The words ‘grass seed’ might not strike fear into most pet parents. But for the few that have experienced one ‘wandering’ inside their dog or cat, you know it’s pretty frightening.
So I thought I’d take you into the weird world of grass seeds.
You see them on just about every walk every day of the year. But through a bizarre series of events, that grass seed on that long stalk of grass can sometimes end up actually inside the body of your furry family member with pretty dramatic consequences.
And it’s not as rare as you might think.
In fact, in peak grass seed season, I might see one per week in the vet clinic…
What makes grass seeds so dangerous?
It’s just one thing. Their shape.
They’re engineered to be annoying! Genuinely. In fact, a grass seed’s dream is to be carried far away to start a new plant. And they do that by being ‘sticky’. Those barbs are designed to catch on animal fur and clothing.
But certain grass seeds have something else.
An arrow-head shape with backwards facing barbs. These are like fish hooks. They go in forwards but then can’t go in reverse.
So here’s how it happens:
Step 1: Your dog (or cat) walks through long grass
Step 2: They brush past a grass seed and it’s barbs (awns) stick in their coat
Step 3: If that grass seed’s pointy end is facing their skin, then the act of scratching (or even just lying down) pushes the seed into the skin
Step 4: If this happens enough, the pointy end of the seed penetrates the skin
Step 5: Due to the angle of the barbs on the seed, any movement from walking or pressure from lying down pushes the seed in but not out.
Step 6: Eventually, the seed disappears beneath the skin surface leaving a small weeping hole or abscess behind.
Step 7: Once inside, any movement of the body causes the seed to move too. But again, because of the arrow head shape of the seed, only further in.
Step 8: The migration of the seed continues. Remarkably, grass seeds can travel for up to a foot inside the body. All the while, intense amounts of infection and inflammation are being developed.
The signs of a grass seed:
It makes sense then that these are the warning signs to look out for:
A firm feeling ‘knot’ in their coat
Repeated licking of one spot
Whimpering when scratching one area
A lump on the legs, belly or neck
A weeping wound that won’t heal
Grass seed hot spots:
Common problem grasses (with the pointy seeds!)
How to avoid them:
Sure. There’s no doubt a grass seed is bad luck. But there are some easy steps to avoid problems:
Don’t let them run in long grass when it’s in seed

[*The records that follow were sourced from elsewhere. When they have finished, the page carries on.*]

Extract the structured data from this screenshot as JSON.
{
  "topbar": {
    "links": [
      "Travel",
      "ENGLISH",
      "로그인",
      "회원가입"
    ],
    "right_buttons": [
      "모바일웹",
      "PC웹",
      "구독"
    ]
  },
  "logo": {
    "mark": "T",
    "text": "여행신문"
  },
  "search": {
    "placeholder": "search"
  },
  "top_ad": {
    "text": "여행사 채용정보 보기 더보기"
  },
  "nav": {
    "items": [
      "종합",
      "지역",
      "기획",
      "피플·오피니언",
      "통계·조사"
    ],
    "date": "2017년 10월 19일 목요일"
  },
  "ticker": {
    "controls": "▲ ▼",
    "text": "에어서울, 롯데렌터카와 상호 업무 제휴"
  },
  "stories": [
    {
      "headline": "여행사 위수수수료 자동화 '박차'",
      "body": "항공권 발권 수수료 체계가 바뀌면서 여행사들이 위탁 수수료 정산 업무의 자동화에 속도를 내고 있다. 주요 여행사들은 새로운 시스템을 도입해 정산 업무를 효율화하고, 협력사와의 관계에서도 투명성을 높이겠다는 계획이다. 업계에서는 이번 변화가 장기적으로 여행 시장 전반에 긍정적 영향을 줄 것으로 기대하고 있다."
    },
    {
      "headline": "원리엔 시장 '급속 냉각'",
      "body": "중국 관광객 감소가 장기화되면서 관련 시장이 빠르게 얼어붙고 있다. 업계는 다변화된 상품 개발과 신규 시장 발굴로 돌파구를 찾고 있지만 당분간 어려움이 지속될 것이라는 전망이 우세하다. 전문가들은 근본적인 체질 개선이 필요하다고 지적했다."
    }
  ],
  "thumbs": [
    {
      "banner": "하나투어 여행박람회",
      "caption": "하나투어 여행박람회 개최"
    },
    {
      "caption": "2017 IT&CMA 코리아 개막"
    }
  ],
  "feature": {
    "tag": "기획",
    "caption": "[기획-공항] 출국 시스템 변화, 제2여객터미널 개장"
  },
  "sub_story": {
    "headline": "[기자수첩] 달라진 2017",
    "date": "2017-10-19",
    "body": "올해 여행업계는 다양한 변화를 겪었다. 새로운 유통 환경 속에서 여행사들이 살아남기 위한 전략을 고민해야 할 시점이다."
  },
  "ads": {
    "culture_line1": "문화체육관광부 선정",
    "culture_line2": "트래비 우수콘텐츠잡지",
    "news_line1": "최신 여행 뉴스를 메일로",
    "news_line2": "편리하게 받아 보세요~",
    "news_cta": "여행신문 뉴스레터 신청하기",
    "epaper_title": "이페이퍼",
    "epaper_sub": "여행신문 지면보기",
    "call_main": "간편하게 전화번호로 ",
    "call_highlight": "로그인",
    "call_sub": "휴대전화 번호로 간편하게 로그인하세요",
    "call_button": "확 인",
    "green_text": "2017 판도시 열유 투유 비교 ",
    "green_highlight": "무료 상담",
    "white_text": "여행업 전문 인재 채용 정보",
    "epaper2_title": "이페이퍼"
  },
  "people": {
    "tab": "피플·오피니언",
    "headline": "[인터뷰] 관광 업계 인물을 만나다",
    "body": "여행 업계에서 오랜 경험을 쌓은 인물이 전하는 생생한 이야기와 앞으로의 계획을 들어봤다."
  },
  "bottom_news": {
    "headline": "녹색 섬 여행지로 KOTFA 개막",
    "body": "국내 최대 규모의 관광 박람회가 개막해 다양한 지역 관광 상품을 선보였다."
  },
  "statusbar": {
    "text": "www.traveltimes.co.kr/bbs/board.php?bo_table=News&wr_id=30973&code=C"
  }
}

Know your grass seed season (late spring, summer, early autumn)
Brush them regularly, removing knots and tangles that could be playing host to a seed. Using a detangling and cleansing spray like my No Time to Wash Spray can help here…
In the same way you feel for a tick, run your fingers through their coat feeling for any seeds, knots or lumps that shouldn’t be there…

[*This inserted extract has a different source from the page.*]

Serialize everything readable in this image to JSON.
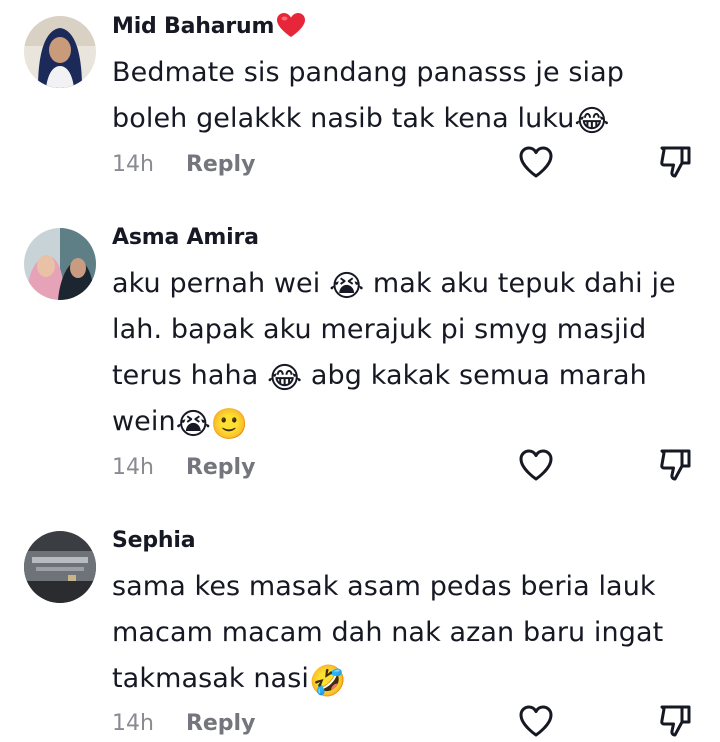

Get skin wounds and lumps looked at by your vet. Especially if they’re not healing…
There’s no doubt long curly hair is a risk factor. Shaving can provide less of a target for those seeds in the warmer months…
There’s no doubt a grass seed is serious stuff. But once it attaches, you do have time to detect it before it goes on that frightening journey. Knowing your little mate’s lumps and bumps can be life saving!